At these labs, high-risk occurrences have occurred. They usually entail a BSL-4 lab delivering samples of a virus that hasn’t been fully inactivated, such as Ebola and Marburg, to a less secure facility. One person died of SARS-1 in Beijing in 2004 after her daughter, a virologist, became infected in a lab accident. (This incident did not occur in a BSL-4 lab, and SARS is not classified as a highest-risk pathogen.)
The difficulty with attempting to count these labs is that there is no universally accepted definition of a BSL-4 facility. On the cusp are laboratories that might ramp up to BSL-4 in an emergency or mobile BSL-4 laboratories that could do autopsies in the event of an anthrax epidemic. There are no formal agreements for safety procedures at the highest-security labs, while the World Health Organization has issued a set of suggestions.
The map was launched on Tuesday and included preliminary information on 59 labs’ biosecurity policies. Although they are dispersed around the European Union, Russia, and numerous non-EU nations, the bulk is in Europe. In North America, there are 14, and in Asia, there are 13.
Only 17 nations have national biosafety organizations or are members of international collaborations, out of the 23 with BSL-4 facilities. According to the researchers, international entities should assist the other nations in developing their law and internal control in accordance with global norms. Gregory Koblentz, a coauthor and biodefense expert at George Mason University, adds, “It’s not enough for a single lab to establish its policies.”
However, this necessitates the creation of an international institution to regulate biosafety. Lentzos suggested two options during the webinar: the World Health Organization or the UN’s Biological Weapons Convention. “I believe neither institution is geared equipped to conduct this type of job in its current configuration,” she added. “The WHO would be a better match, but the WHO does not have this type of mandate. As a result, some reorganization would be required.”
As American politicians seek to blame China for COVID-19, international collaboration may become more challenging to achieve, making it more difficult to avoid future lab-related outbreaks by rising tensions over the problem.
Another critical problem that such an international agency would have is establishing a clear risk assessment of various study kinds. The recent focus on “gain of function research,” in which bacteria are transformed in the lab to examine how they can become human pathogens, was mentioned by Lentzos. “Gain of function is simply one form of potentially high-risk study, in our opinion. Simply determining whether or not a lab does gain of function research does not reveal anything. You should identify high-risk studies in a broader sense.”
This entails locating other, lower-security facilities that may be conducting high-risk research. According to the researchers, this study was limited to a small group of labs as a starting point.

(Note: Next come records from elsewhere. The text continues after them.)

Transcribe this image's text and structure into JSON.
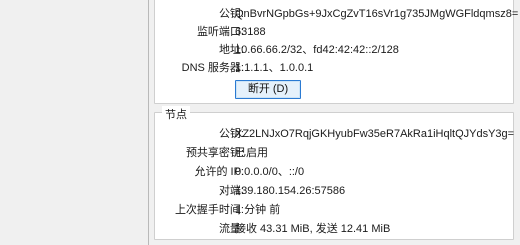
{
  "interface": {
    "fields": [
      {
        "label": "公钥:",
        "value": "QnBvrNGpbGs+9JxCgZvT16sVr1g735JMgWGFldqmsz8="
      },
      {
        "label": "监听端口:",
        "value": "63188"
      },
      {
        "label": "地址:",
        "value": "10.66.66.2/32、fd42:42:42::2/128"
      },
      {
        "label": "DNS 服务器:",
        "value": "1.1.1.1、1.0.0.1"
      }
    ],
    "disconnect_label": "断开 (D)",
    "status_color": "#2e9e3f"
  },
  "peer": {
    "title": "节点",
    "fields": [
      {
        "label": "公钥:",
        "value": "XZ2LNJxO7RqjGKHyubFw35eR7AkRa1iHqltQJYdsY3g="
      },
      {
        "label": "预共享密钥:",
        "value": "已启用"
      },
      {
        "label": "允许的 IP:",
        "value": "0.0.0.0/0、::/0"
      },
      {
        "label": "对端:",
        "value": "139.180.154.26:57586"
      },
      {
        "label": "上次握手时间:",
        "value": "1 分钟 前"
      },
      {
        "label": "流量:",
        "value": "接收 43.31 MiB, 发送 12.41 MiB"
      }
    ]
  }
}
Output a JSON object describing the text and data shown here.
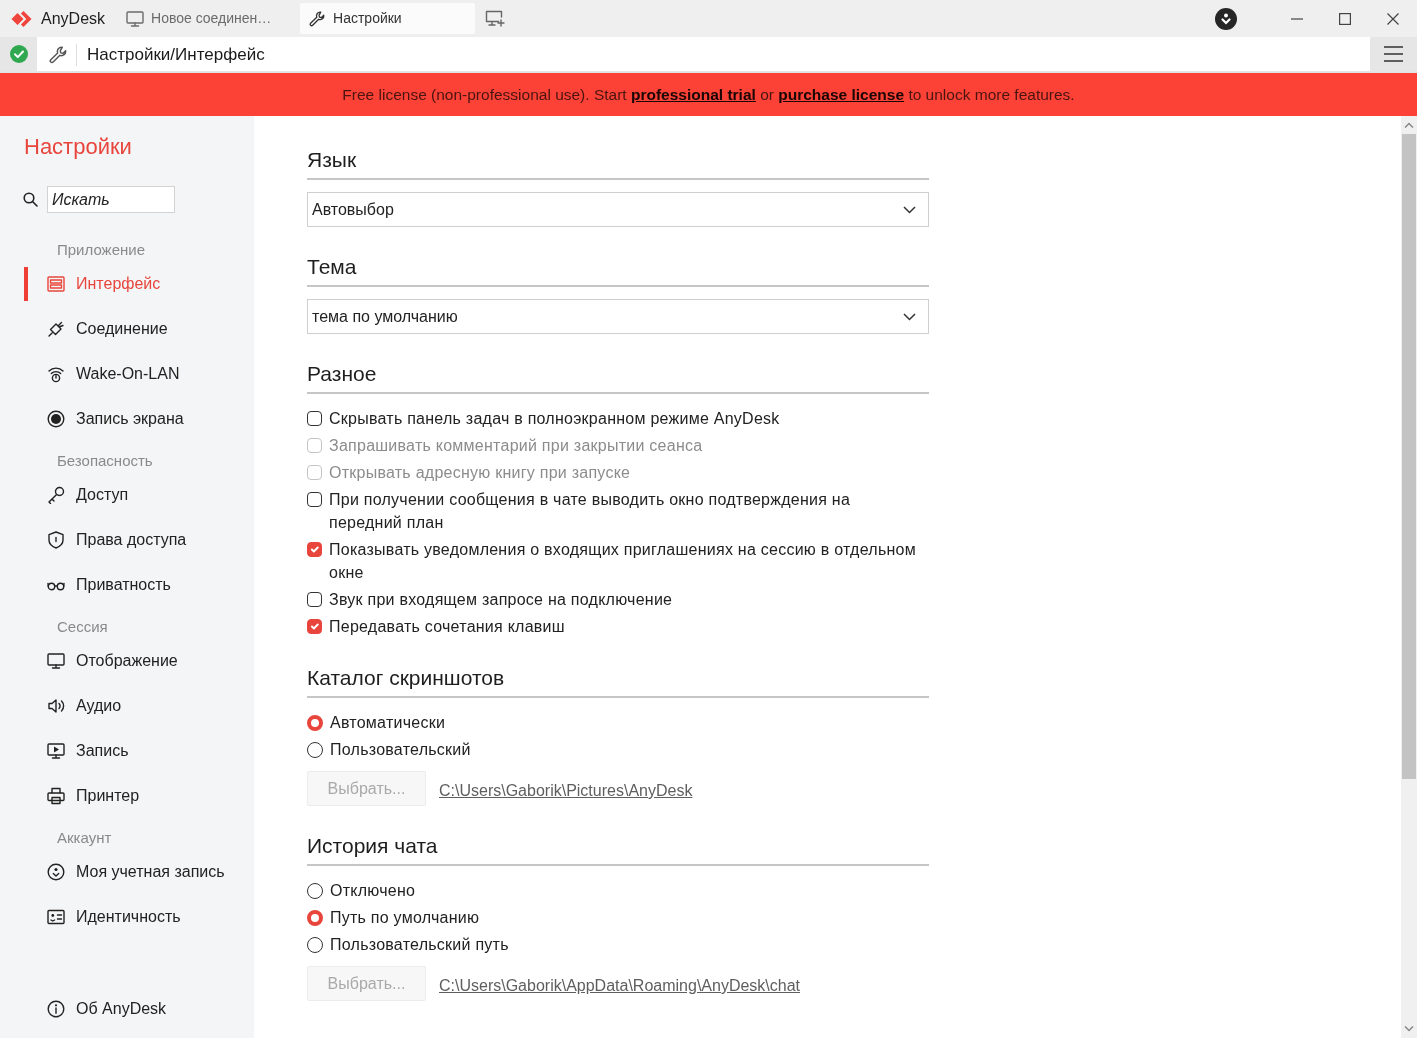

They want to expand the project to include BSL-4 laboratories that only deal with animal infections and BSL-3 labs that deal with slightly less lethal diseases but still exceedingly hazardous, including TB and plague. When we told colleagues about the work previously, they said, “OK, you’re mapping the BSL-4 laboratories.” Is that, however, where your dangers lie?” Lentzos elaborated. “We wholeheartedly concur. BSL-4 laboratories are just the tip of the iceberg.”